▶ [Task description] Copy each line that includes the string "true" from the material into your answer.

▶ [Extracted material]
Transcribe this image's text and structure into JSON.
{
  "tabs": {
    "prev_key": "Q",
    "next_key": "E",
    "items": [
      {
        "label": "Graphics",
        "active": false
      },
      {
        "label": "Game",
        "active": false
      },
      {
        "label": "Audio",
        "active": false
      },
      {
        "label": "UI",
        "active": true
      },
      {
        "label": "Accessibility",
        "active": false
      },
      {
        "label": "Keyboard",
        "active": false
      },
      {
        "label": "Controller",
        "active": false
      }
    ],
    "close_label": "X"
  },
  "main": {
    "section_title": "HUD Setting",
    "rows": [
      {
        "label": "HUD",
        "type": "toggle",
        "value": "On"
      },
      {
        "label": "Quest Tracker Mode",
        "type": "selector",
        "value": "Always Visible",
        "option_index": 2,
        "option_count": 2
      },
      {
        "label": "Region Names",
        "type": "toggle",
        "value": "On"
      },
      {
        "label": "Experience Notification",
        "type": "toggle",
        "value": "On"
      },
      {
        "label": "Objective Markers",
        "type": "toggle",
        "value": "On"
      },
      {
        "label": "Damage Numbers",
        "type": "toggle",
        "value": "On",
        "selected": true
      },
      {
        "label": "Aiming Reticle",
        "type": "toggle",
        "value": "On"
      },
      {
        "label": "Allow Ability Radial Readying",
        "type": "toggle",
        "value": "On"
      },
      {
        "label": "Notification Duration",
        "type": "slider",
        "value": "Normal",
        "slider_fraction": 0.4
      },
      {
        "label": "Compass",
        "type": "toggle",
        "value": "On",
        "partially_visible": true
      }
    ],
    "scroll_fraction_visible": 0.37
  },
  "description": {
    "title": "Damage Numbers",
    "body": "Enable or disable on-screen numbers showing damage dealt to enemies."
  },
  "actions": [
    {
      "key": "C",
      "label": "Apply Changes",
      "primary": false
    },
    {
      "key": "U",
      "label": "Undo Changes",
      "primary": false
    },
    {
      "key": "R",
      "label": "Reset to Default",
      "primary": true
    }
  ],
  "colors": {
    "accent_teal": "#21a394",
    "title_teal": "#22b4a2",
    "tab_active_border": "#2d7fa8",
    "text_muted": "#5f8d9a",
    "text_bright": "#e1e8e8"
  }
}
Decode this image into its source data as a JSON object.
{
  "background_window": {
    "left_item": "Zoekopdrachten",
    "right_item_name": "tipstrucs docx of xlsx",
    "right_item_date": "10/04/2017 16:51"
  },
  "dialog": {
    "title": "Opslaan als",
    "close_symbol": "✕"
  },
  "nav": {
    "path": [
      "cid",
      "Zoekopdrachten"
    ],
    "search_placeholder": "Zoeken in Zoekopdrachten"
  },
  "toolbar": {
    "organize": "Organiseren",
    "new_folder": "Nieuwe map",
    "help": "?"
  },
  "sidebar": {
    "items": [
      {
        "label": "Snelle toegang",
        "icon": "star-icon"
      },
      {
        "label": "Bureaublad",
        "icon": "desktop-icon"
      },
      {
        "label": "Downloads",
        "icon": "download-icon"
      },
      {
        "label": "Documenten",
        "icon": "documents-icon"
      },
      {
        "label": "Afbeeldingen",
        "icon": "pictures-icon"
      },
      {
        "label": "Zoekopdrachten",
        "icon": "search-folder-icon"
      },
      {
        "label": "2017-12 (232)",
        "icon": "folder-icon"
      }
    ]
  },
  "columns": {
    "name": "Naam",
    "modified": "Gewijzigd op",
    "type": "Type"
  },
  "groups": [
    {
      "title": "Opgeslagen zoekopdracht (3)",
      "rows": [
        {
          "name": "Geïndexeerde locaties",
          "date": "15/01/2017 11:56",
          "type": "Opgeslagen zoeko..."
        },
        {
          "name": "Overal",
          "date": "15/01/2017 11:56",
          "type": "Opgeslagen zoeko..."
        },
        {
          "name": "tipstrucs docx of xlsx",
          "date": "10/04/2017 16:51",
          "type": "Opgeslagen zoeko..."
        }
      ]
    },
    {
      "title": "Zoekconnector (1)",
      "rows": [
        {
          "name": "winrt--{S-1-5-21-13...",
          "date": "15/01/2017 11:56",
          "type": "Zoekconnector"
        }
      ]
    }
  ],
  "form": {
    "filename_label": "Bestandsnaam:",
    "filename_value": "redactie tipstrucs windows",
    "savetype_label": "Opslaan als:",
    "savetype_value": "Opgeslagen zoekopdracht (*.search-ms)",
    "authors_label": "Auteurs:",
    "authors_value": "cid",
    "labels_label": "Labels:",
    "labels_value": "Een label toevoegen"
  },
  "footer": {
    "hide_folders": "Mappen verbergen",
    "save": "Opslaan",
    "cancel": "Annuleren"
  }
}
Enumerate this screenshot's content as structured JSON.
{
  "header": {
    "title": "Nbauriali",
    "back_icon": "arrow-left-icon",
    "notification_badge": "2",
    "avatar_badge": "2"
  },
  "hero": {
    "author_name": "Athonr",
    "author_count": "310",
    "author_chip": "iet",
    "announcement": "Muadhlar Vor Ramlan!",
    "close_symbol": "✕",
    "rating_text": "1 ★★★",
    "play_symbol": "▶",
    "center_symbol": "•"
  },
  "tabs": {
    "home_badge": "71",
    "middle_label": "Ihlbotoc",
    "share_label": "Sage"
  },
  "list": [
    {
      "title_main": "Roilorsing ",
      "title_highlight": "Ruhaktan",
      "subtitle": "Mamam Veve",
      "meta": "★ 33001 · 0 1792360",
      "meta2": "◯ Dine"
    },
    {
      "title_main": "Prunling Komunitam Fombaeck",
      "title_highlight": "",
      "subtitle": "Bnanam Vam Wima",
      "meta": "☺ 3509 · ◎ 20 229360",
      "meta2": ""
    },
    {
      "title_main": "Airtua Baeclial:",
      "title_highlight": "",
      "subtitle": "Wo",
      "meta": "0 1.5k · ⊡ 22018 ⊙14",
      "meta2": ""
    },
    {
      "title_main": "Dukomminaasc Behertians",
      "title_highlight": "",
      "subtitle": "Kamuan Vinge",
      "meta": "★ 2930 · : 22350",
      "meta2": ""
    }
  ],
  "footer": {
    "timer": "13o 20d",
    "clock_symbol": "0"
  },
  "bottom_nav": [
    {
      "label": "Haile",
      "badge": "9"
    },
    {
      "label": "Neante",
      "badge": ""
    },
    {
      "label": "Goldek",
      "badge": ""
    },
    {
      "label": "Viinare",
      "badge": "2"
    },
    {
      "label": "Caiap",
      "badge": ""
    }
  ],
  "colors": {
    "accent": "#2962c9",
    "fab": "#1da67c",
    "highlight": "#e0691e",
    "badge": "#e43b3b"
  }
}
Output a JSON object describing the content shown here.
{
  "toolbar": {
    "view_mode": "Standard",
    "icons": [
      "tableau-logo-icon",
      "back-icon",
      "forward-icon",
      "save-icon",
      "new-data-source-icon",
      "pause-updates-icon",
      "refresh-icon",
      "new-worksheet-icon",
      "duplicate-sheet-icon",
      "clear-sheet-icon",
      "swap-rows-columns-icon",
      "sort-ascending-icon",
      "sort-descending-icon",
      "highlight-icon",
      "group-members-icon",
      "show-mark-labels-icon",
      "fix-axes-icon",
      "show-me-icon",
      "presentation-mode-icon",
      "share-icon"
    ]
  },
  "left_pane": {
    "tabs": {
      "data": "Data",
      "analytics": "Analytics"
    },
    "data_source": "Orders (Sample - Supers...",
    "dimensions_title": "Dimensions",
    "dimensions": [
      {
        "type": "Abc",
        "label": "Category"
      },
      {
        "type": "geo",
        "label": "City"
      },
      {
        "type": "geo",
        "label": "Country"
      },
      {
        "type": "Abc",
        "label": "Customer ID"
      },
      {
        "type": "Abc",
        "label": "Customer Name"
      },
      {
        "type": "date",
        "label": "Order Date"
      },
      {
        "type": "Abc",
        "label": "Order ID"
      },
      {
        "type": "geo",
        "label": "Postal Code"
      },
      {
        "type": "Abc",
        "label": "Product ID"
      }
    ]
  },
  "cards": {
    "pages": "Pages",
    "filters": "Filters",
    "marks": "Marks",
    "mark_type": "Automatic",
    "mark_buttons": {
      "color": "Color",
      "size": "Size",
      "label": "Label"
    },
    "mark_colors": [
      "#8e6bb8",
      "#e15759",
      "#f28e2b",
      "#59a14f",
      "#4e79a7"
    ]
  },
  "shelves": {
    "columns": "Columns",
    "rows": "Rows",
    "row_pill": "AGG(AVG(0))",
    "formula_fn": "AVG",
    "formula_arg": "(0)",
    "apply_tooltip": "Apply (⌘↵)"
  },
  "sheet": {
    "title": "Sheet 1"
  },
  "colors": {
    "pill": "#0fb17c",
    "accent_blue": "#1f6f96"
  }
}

▶ [Output for this task]
        "active": true
        "selected": true
        "partially_visible": true
      "primary": true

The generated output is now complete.